# [YOUR TASK]
From the records below, copy each line in which the string "Website" occurs.

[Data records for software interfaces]
══════════
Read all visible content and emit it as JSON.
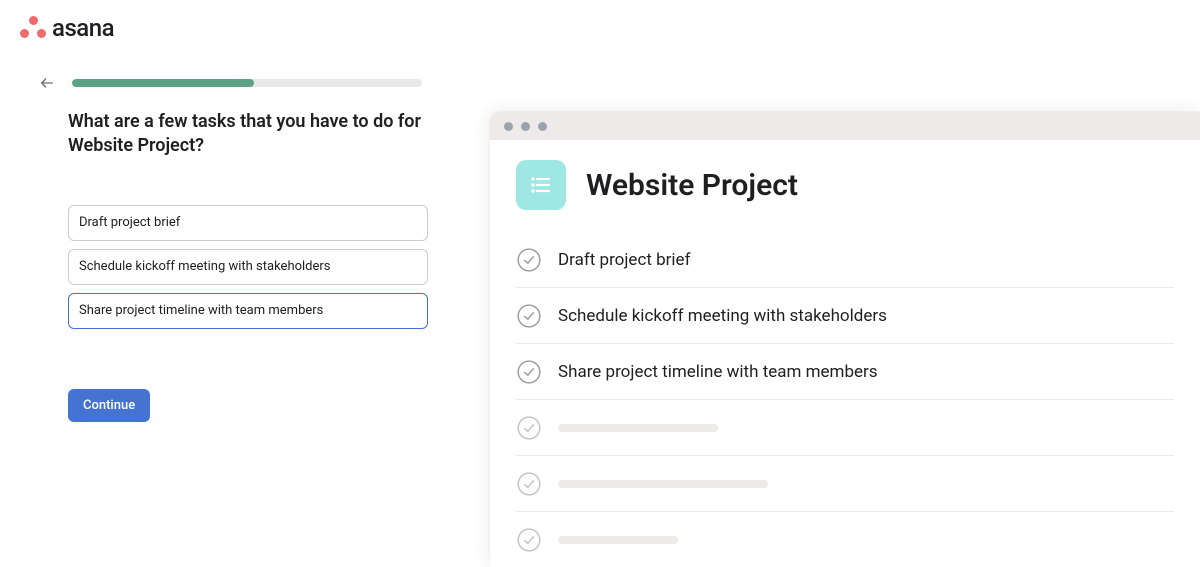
{
  "brand": {
    "name": "asana"
  },
  "progress": {
    "percent": 52
  },
  "form": {
    "prompt": "What are a few tasks that you have to do for Website Project?",
    "tasks": [
      "Draft project brief",
      "Schedule kickoff meeting with stakeholders",
      "Share project timeline with team members"
    ],
    "continue_label": "Continue"
  },
  "preview": {
    "project_title": "Website Project",
    "tasks": [
      "Draft project brief",
      "Schedule kickoff meeting with stakeholders",
      "Share project timeline with team members"
    ],
    "placeholder_rows": 3
  },
  "colors": {
    "accent": "#4573d2",
    "progress": "#5da283",
    "project_icon_bg": "#9ee7e3",
    "asana_dot": "#f06a6a"
  }
}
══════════
# [RESULT OF THE TASK]
    "prompt": "What are a few tasks that you have to do for Website Project?",
    "project_title": "Website Project",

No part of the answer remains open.